Irish Stories: Immigration and More
The stories of Irish immigrants are an important part of our nation's history.
These books honor that heritage and celebrate the great Irish tradition of storytelling. For more related material, see Reading Rockets' videos and podcasts featuring the beloved Irish authors below:
Angela and the Baby Jesus (Children's Edition)
Product Description: When six-year-old Angela sees the Baby Jesus in the Christmas crib at the church near her house, she feels very sorry for him. He looks happy enough but she wonders why he has no blanket to keep him warm. So Angela decides to take the Baby home with her, when no one is looking, and make him more comfortable. But hiding the Baby Jesus isn't easy. How long can Angela keep her big secret? This wonderful Christmas story is based on an incident from the childhood of Frank McCourt's mother, Angela of Angela's Ashes.
Dreaming of America: An Ellis Island Story
Eve Bunting tells the inspiring true story of the first Ellis Island immigrant, fifteen-year-old Annie Moore of Cork, Ireland. An afterword provides information about Annie and her family. Photos are paired with the vibrant illustrations.
Ellis Island: Coming to the Land of Liberty
Raymond Bial begins his introduction to Ellis Island with the question, "What are visitors hoping to find on this small island?" Filled with historic and modern photos of the Island, immigrants, and their belongings, Bial thoughtfully answers this question with extensive information about Ellis Island and the immigrants who passed through its gates. Quotes from immigrants about their journey, arrival, medical exams, and occasional detention add a personal touch.
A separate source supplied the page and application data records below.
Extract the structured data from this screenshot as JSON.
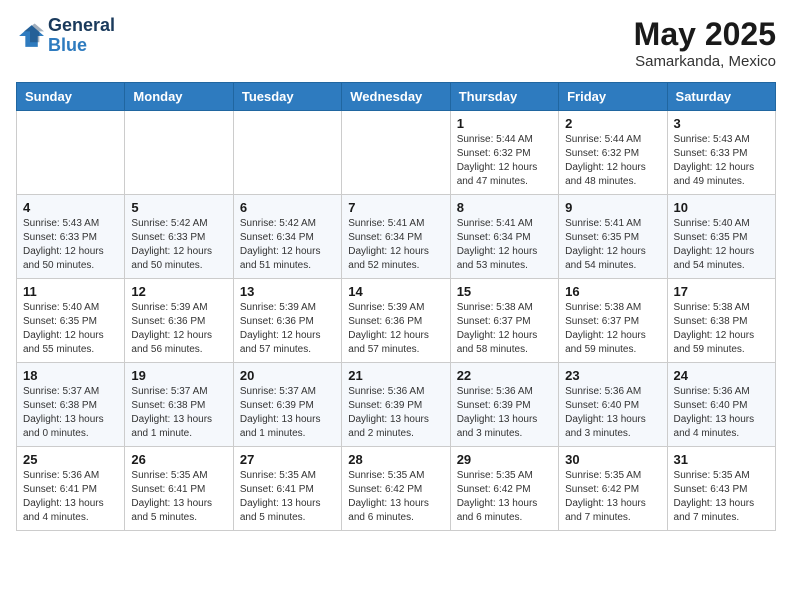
{
  "logo": {
    "line1": "General",
    "line2": "Blue"
  },
  "title": "May 2025",
  "subtitle": "Samarkanda, Mexico",
  "weekdays": [
    "Sunday",
    "Monday",
    "Tuesday",
    "Wednesday",
    "Thursday",
    "Friday",
    "Saturday"
  ],
  "weeks": [
    [
      {
        "day": "",
        "info": ""
      },
      {
        "day": "",
        "info": ""
      },
      {
        "day": "",
        "info": ""
      },
      {
        "day": "",
        "info": ""
      },
      {
        "day": "1",
        "info": "Sunrise: 5:44 AM\nSunset: 6:32 PM\nDaylight: 12 hours\nand 47 minutes."
      },
      {
        "day": "2",
        "info": "Sunrise: 5:44 AM\nSunset: 6:32 PM\nDaylight: 12 hours\nand 48 minutes."
      },
      {
        "day": "3",
        "info": "Sunrise: 5:43 AM\nSunset: 6:33 PM\nDaylight: 12 hours\nand 49 minutes."
      }
    ],
    [
      {
        "day": "4",
        "info": "Sunrise: 5:43 AM\nSunset: 6:33 PM\nDaylight: 12 hours\nand 50 minutes."
      },
      {
        "day": "5",
        "info": "Sunrise: 5:42 AM\nSunset: 6:33 PM\nDaylight: 12 hours\nand 50 minutes."
      },
      {
        "day": "6",
        "info": "Sunrise: 5:42 AM\nSunset: 6:34 PM\nDaylight: 12 hours\nand 51 minutes."
      },
      {
        "day": "7",
        "info": "Sunrise: 5:41 AM\nSunset: 6:34 PM\nDaylight: 12 hours\nand 52 minutes."
      },
      {
        "day": "8",
        "info": "Sunrise: 5:41 AM\nSunset: 6:34 PM\nDaylight: 12 hours\nand 53 minutes."
      },
      {
        "day": "9",
        "info": "Sunrise: 5:41 AM\nSunset: 6:35 PM\nDaylight: 12 hours\nand 54 minutes."
      },
      {
        "day": "10",
        "info": "Sunrise: 5:40 AM\nSunset: 6:35 PM\nDaylight: 12 hours\nand 54 minutes."
      }
    ],
    [
      {
        "day": "11",
        "info": "Sunrise: 5:40 AM\nSunset: 6:35 PM\nDaylight: 12 hours\nand 55 minutes."
      },
      {
        "day": "12",
        "info": "Sunrise: 5:39 AM\nSunset: 6:36 PM\nDaylight: 12 hours\nand 56 minutes."
      },
      {
        "day": "13",
        "info": "Sunrise: 5:39 AM\nSunset: 6:36 PM\nDaylight: 12 hours\nand 57 minutes."
      },
      {
        "day": "14",
        "info": "Sunrise: 5:39 AM\nSunset: 6:36 PM\nDaylight: 12 hours\nand 57 minutes."
      },
      {
        "day": "15",
        "info": "Sunrise: 5:38 AM\nSunset: 6:37 PM\nDaylight: 12 hours\nand 58 minutes."
      },
      {
        "day": "16",
        "info": "Sunrise: 5:38 AM\nSunset: 6:37 PM\nDaylight: 12 hours\nand 59 minutes."
      },
      {
        "day": "17",
        "info": "Sunrise: 5:38 AM\nSunset: 6:38 PM\nDaylight: 12 hours\nand 59 minutes."
      }
    ],
    [
      {
        "day": "18",
        "info": "Sunrise: 5:37 AM\nSunset: 6:38 PM\nDaylight: 13 hours\nand 0 minutes."
      },
      {
        "day": "19",
        "info": "Sunrise: 5:37 AM\nSunset: 6:38 PM\nDaylight: 13 hours\nand 1 minute."
      },
      {
        "day": "20",
        "info": "Sunrise: 5:37 AM\nSunset: 6:39 PM\nDaylight: 13 hours\nand 1 minutes."
      },
      {
        "day": "21",
        "info": "Sunrise: 5:36 AM\nSunset: 6:39 PM\nDaylight: 13 hours\nand 2 minutes."
      },
      {
        "day": "22",
        "info": "Sunrise: 5:36 AM\nSunset: 6:39 PM\nDaylight: 13 hours\nand 3 minutes."
      },
      {
        "day": "23",
        "info": "Sunrise: 5:36 AM\nSunset: 6:40 PM\nDaylight: 13 hours\nand 3 minutes."
      },
      {
        "day": "24",
        "info": "Sunrise: 5:36 AM\nSunset: 6:40 PM\nDaylight: 13 hours\nand 4 minutes."
      }
    ],
    [
      {
        "day": "25",
        "info": "Sunrise: 5:36 AM\nSunset: 6:41 PM\nDaylight: 13 hours\nand 4 minutes."
      },
      {
        "day": "26",
        "info": "Sunrise: 5:35 AM\nSunset: 6:41 PM\nDaylight: 13 hours\nand 5 minutes."
      },
      {
        "day": "27",
        "info": "Sunrise: 5:35 AM\nSunset: 6:41 PM\nDaylight: 13 hours\nand 5 minutes."
      },
      {
        "day": "28",
        "info": "Sunrise: 5:35 AM\nSunset: 6:42 PM\nDaylight: 13 hours\nand 6 minutes."
      },
      {
        "day": "29",
        "info": "Sunrise: 5:35 AM\nSunset: 6:42 PM\nDaylight: 13 hours\nand 6 minutes."
      },
      {
        "day": "30",
        "info": "Sunrise: 5:35 AM\nSunset: 6:42 PM\nDaylight: 13 hours\nand 7 minutes."
      },
      {
        "day": "31",
        "info": "Sunrise: 5:35 AM\nSunset: 6:43 PM\nDaylight: 13 hours\nand 7 minutes."
      }
    ]
  ]
}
Difficult topics such as genocide, epidemics, and grueling medical exams are included.
Miss Bridie Chose a Shovel
When Miss Bridie left her homeland in 1856, she could have brought any number of things on her journey — but she chose a shovel. With the shovel, she creates a new life for herself filled with gardens, orchards, ice skating, and a family. The story provides an opportunity for students to think about what they would take if they were moving to a new country, as well as the ingenuity and hard work of our nation's immigrants.
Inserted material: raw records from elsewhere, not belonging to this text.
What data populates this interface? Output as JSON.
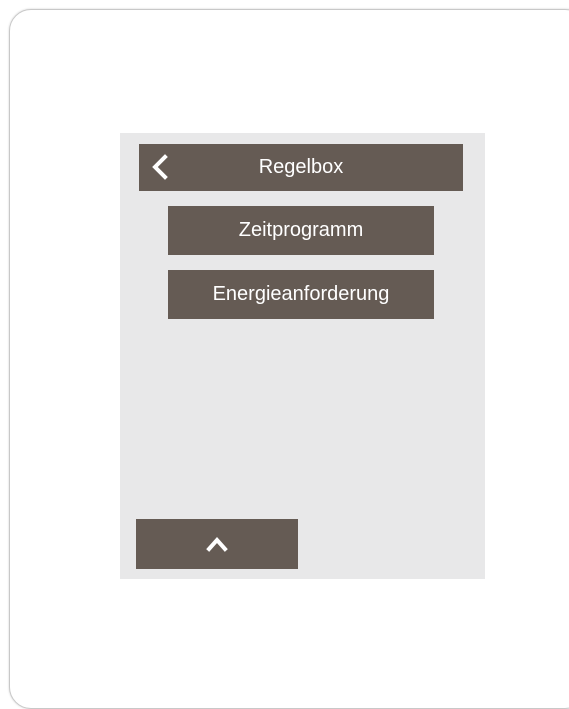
{
  "colors": {
    "panel": "#e8e8e9",
    "button": "#655b54",
    "button_text": "#ffffff"
  },
  "header": {
    "title": "Regelbox",
    "back_icon": "chevron-left-icon"
  },
  "menu": {
    "items": [
      {
        "label": "Zeitprogramm"
      },
      {
        "label": "Energieanforderung"
      }
    ]
  },
  "footer": {
    "up_icon": "chevron-up-icon"
  }
}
S is for Shamrock: An Ireland Alphabet
S is for Shamrock: An Ireland Alphabet gives readers a guided A-Z tour of this small island country whose influence extends far beyond its sea borders. Famous landmarks such as the Blarney Stone and Finn McCool's Giant Causeway speak to the land and history that shaped Ireland and its inhabitants.
The St. Patrick's Day Shillelagh
When young Fergus left Ireland to set sail for America, he brought with him a branch from his family's blackthorn tree. That branch became a shillelagh, which he whittled on the ship crossing the Atlantic. Fergus' shillelagh and the story of his journey pass down through generations of his family every St. Patrick's Day, until it is finally forgotten. When young Kayleigh discovers the shillelagh, however, the story is reborn for a new generation. A lilting and lyrical text is enhanced by lovely paintings that evoke the different experiences of Fergus' descendents.
Together in Pinecone Patch
"Not long ago, the people of Ireland and the people of Poland knew very little of each other." So begins a tale of young Keara Buckley and Stefan Pazik, who are brought together in a small mining town in Pennsylvania. Both the Irish and Polish families insist that each child have nothing to do with each other, but as time goes on, the two young people realize they have quite a bit in common. Yezerski conveys both hardship and hope through his detailed text and illustrations.
See more great related resources and videos in our Multicultural Literature section!